There are plausible explanations for all of these and related stories.  The US is at war.  The murders in Lod and Hollywood may be criminal in nature.  Whenever Israel begins talking peace, terrorists accelerate their efforts to take Jewish lives.

There are plenty of "this world" messages in these events that must be addressed.

But all I can think of is the Gates of Nikanor.

In the last 40 years before the Second Holy Temple's destruction, the beautiful bronze gates of Nikanor screamed louder and louder each time they were opened.  The screams were a warning to the Jewish people that if they went on, "business as usual," and did not change their ways, the Temple would be destroyed.  But it's hard to stop living our lives as we always have.  One gets used to the horrors of life, and walks over them to get to the next job or meal or entertainment -- because that is how we survive without spending all of our minutes crying.

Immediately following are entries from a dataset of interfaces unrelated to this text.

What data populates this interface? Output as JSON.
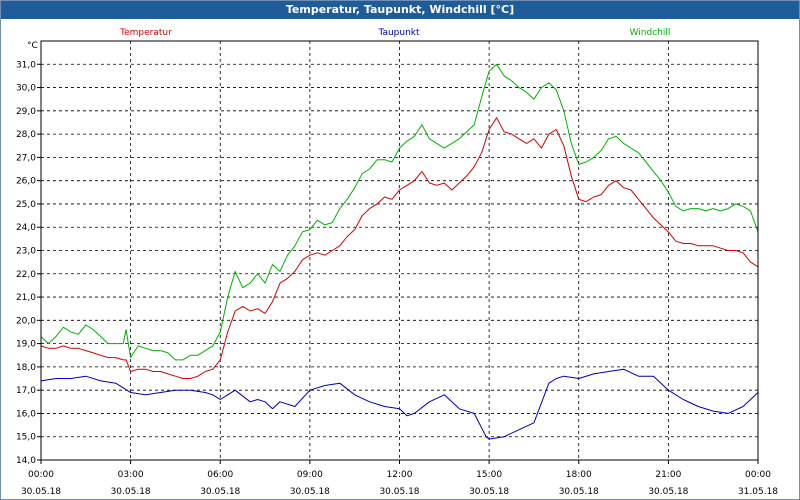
{
  "window": {
    "title": "Temperatur, Taupunkt, Windchill [°C]"
  },
  "chart_data": {
    "type": "line",
    "title": "Temperatur, Taupunkt, Windchill [°C]",
    "ylabel": "°C",
    "ylim": [
      14.0,
      32.0
    ],
    "yticks": [
      14.0,
      15.0,
      16.0,
      17.0,
      18.0,
      19.0,
      20.0,
      21.0,
      22.0,
      23.0,
      24.0,
      25.0,
      26.0,
      27.0,
      28.0,
      29.0,
      30.0,
      31.0
    ],
    "ytick_labels": [
      "14,0",
      "15,0",
      "16,0",
      "17,0",
      "18,0",
      "19,0",
      "20,0",
      "21,0",
      "22,0",
      "23,0",
      "24,0",
      "25,0",
      "26,0",
      "27,0",
      "28,0",
      "29,0",
      "30,0",
      "31,0"
    ],
    "xlim": [
      0,
      24
    ],
    "xtick_hours": [
      0,
      3,
      6,
      9,
      12,
      15,
      18,
      21,
      24
    ],
    "xtick_times": [
      "00:00",
      "03:00",
      "06:00",
      "09:00",
      "12:00",
      "15:00",
      "18:00",
      "21:00",
      "00:00"
    ],
    "xtick_dates": [
      "30.05.18",
      "30.05.18",
      "30.05.18",
      "30.05.18",
      "30.05.18",
      "30.05.18",
      "30.05.18",
      "30.05.18",
      "31.05.18"
    ],
    "grid": true,
    "series": [
      {
        "name": "Temperatur",
        "color": "#d40000",
        "x": [
          0,
          0.25,
          0.5,
          0.75,
          1.0,
          1.25,
          1.5,
          1.75,
          2.0,
          2.25,
          2.5,
          2.75,
          2.85,
          3.0,
          3.25,
          3.5,
          3.75,
          4.0,
          4.25,
          4.5,
          4.75,
          5.0,
          5.25,
          5.5,
          5.75,
          6.0,
          6.25,
          6.5,
          6.75,
          7.0,
          7.25,
          7.5,
          7.75,
          8.0,
          8.25,
          8.5,
          8.75,
          9.0,
          9.25,
          9.5,
          9.75,
          10.0,
          10.25,
          10.5,
          10.75,
          11.0,
          11.25,
          11.5,
          11.75,
          12.0,
          12.25,
          12.5,
          12.75,
          13.0,
          13.25,
          13.5,
          13.75,
          14.0,
          14.25,
          14.5,
          14.75,
          15.0,
          15.25,
          15.5,
          15.75,
          16.0,
          16.25,
          16.5,
          16.75,
          17.0,
          17.25,
          17.5,
          17.75,
          18.0,
          18.25,
          18.5,
          18.75,
          19.0,
          19.25,
          19.5,
          19.75,
          20.0,
          20.25,
          20.5,
          20.75,
          21.0,
          21.25,
          21.5,
          21.75,
          22.0,
          22.25,
          22.5,
          22.75,
          23.0,
          23.25,
          23.5,
          23.75,
          24.0
        ],
        "values": [
          18.9,
          18.8,
          18.8,
          18.9,
          18.8,
          18.8,
          18.7,
          18.6,
          18.5,
          18.4,
          18.4,
          18.3,
          18.3,
          17.8,
          17.9,
          17.9,
          17.8,
          17.8,
          17.7,
          17.6,
          17.5,
          17.5,
          17.6,
          17.8,
          17.9,
          18.3,
          19.5,
          20.4,
          20.6,
          20.4,
          20.5,
          20.3,
          20.8,
          21.6,
          21.8,
          22.1,
          22.6,
          22.8,
          22.9,
          22.8,
          23.0,
          23.2,
          23.6,
          23.9,
          24.5,
          24.8,
          25.0,
          25.3,
          25.2,
          25.6,
          25.8,
          26.0,
          26.4,
          25.9,
          25.8,
          25.9,
          25.6,
          25.9,
          26.2,
          26.6,
          27.2,
          28.2,
          28.7,
          28.1,
          28.0,
          27.8,
          27.6,
          27.8,
          27.4,
          28.0,
          28.2,
          27.5,
          26.2,
          25.2,
          25.1,
          25.3,
          25.4,
          25.8,
          26.0,
          25.7,
          25.6,
          25.2,
          24.8,
          24.4,
          24.1,
          23.8,
          23.4,
          23.3,
          23.3,
          23.2,
          23.2,
          23.2,
          23.1,
          23.0,
          23.0,
          22.9,
          22.5,
          22.3
        ]
      },
      {
        "name": "Taupunkt",
        "color": "#0000b8",
        "x": [
          0,
          0.5,
          1.0,
          1.5,
          2.0,
          2.5,
          3.0,
          3.5,
          4.0,
          4.5,
          5.0,
          5.5,
          5.75,
          6.0,
          6.25,
          6.5,
          7.0,
          7.25,
          7.5,
          7.75,
          8.0,
          8.5,
          9.0,
          9.5,
          10.0,
          10.5,
          11.0,
          11.5,
          12.0,
          12.25,
          12.5,
          13.0,
          13.5,
          14.0,
          14.5,
          14.9,
          15.0,
          15.25,
          15.5,
          16.0,
          16.5,
          17.0,
          17.25,
          17.5,
          18.0,
          18.5,
          19.0,
          19.5,
          20.0,
          20.5,
          21.0,
          21.5,
          22.0,
          22.5,
          23.0,
          23.5,
          24.0
        ],
        "values": [
          17.4,
          17.5,
          17.5,
          17.6,
          17.4,
          17.3,
          16.9,
          16.8,
          16.9,
          17.0,
          17.0,
          16.9,
          16.8,
          16.6,
          16.8,
          17.0,
          16.5,
          16.6,
          16.5,
          16.2,
          16.5,
          16.3,
          17.0,
          17.2,
          17.3,
          16.8,
          16.5,
          16.3,
          16.2,
          15.9,
          16.0,
          16.5,
          16.8,
          16.2,
          16.0,
          15.0,
          14.9,
          14.95,
          15.0,
          15.3,
          15.6,
          17.3,
          17.5,
          17.6,
          17.5,
          17.7,
          17.8,
          17.9,
          17.6,
          17.6,
          17.0,
          16.6,
          16.3,
          16.1,
          16.0,
          16.3,
          16.9
        ]
      },
      {
        "name": "Windchill",
        "color": "#00b400",
        "x": [
          0,
          0.25,
          0.5,
          0.75,
          1.0,
          1.25,
          1.5,
          1.75,
          2.0,
          2.25,
          2.5,
          2.75,
          2.85,
          3.0,
          3.25,
          3.5,
          3.75,
          4.0,
          4.25,
          4.5,
          4.75,
          5.0,
          5.25,
          5.5,
          5.75,
          6.0,
          6.25,
          6.5,
          6.75,
          7.0,
          7.25,
          7.5,
          7.75,
          8.0,
          8.25,
          8.5,
          8.75,
          9.0,
          9.25,
          9.5,
          9.75,
          10.0,
          10.25,
          10.5,
          10.75,
          11.0,
          11.25,
          11.5,
          11.75,
          12.0,
          12.25,
          12.5,
          12.75,
          13.0,
          13.25,
          13.5,
          13.75,
          14.0,
          14.25,
          14.5,
          14.75,
          15.0,
          15.25,
          15.5,
          15.75,
          16.0,
          16.25,
          16.5,
          16.75,
          17.0,
          17.25,
          17.5,
          17.75,
          18.0,
          18.25,
          18.5,
          18.75,
          19.0,
          19.25,
          19.5,
          19.75,
          20.0,
          20.25,
          20.5,
          20.75,
          21.0,
          21.25,
          21.5,
          21.75,
          22.0,
          22.25,
          22.5,
          22.75,
          23.0,
          23.25,
          23.5,
          23.75,
          24.0
        ],
        "values": [
          19.3,
          19.0,
          19.3,
          19.7,
          19.5,
          19.4,
          19.8,
          19.6,
          19.3,
          19.0,
          19.0,
          19.0,
          19.6,
          18.4,
          18.9,
          18.8,
          18.7,
          18.7,
          18.6,
          18.3,
          18.3,
          18.5,
          18.5,
          18.7,
          18.9,
          19.5,
          21.0,
          22.1,
          21.4,
          21.6,
          22.0,
          21.6,
          22.4,
          22.1,
          22.8,
          23.2,
          23.8,
          23.9,
          24.3,
          24.1,
          24.2,
          24.8,
          25.2,
          25.7,
          26.3,
          26.5,
          26.9,
          26.9,
          26.8,
          27.4,
          27.7,
          27.9,
          28.4,
          27.8,
          27.6,
          27.4,
          27.6,
          27.8,
          28.1,
          28.4,
          29.6,
          30.7,
          31.0,
          30.5,
          30.3,
          30.0,
          29.8,
          29.5,
          30.0,
          30.2,
          29.9,
          29.0,
          27.6,
          26.7,
          26.8,
          27.0,
          27.3,
          27.8,
          27.9,
          27.6,
          27.4,
          27.2,
          26.8,
          26.4,
          26.0,
          25.5,
          24.9,
          24.7,
          24.8,
          24.8,
          24.7,
          24.8,
          24.7,
          24.8,
          25.0,
          24.9,
          24.7,
          23.8
        ]
      }
    ]
  }
}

But My people would not listen to Me.  Israel would have none of Me.  So I left them to their stubborn hearts, letting them follow their own devices.

Teshuva, tefilla u’tzedaka ma'avirin et ro’a hagezeira – repentance, prayer and charity remove the evil of the decree.

It is Elul.  I can't fix the world.  I can only fix myself.

Have I been hurtful in my speech?  Very likely.  If it is YOU I have hurt with careless words, or lack of words, please let me know.  I humbly beg your forgiveness -- but it is still better for me to hear what I did or said directly from you.  Meanwhile, what about my performance of the other mitzvot?  How could I have gotten so lazy!

Could my davening get just a little more shvach?  [Sarcasm.]  Probably not.  It only takes me a few minutes out of every day.  Couldn't I put in just a little more effort?

We can't pay into every charity or roll up our sleeves to pitch in on every worthy project.  But surely I could be more diligent to support those I have selected as "my" worthy causes.

If only My people would listen to Me, if Israel would walk in My ways, I would soon subdue their enemies, and turn My hand against their foes.

May the day come very soon -- this minute! -- when we will "get our act together," so that we will stop hearing and feeling tragedies.  May we fulfill whatever is that last effort needed from us to save our world.  May it be, as suggested by the prophet Yechezkiel, that we will see the Redemption coming through those very Nikanor Gates, speedily and in our days.

Nikanor Gate from
Elul: the last Jewish month of the year, a time for concentrating on spiritual renewal before Rosh Hashana and Yom Kippur
Davening: praying [Yiddish]
Shvach: weak [Yiddish]
Yechezkiel: Ezekiel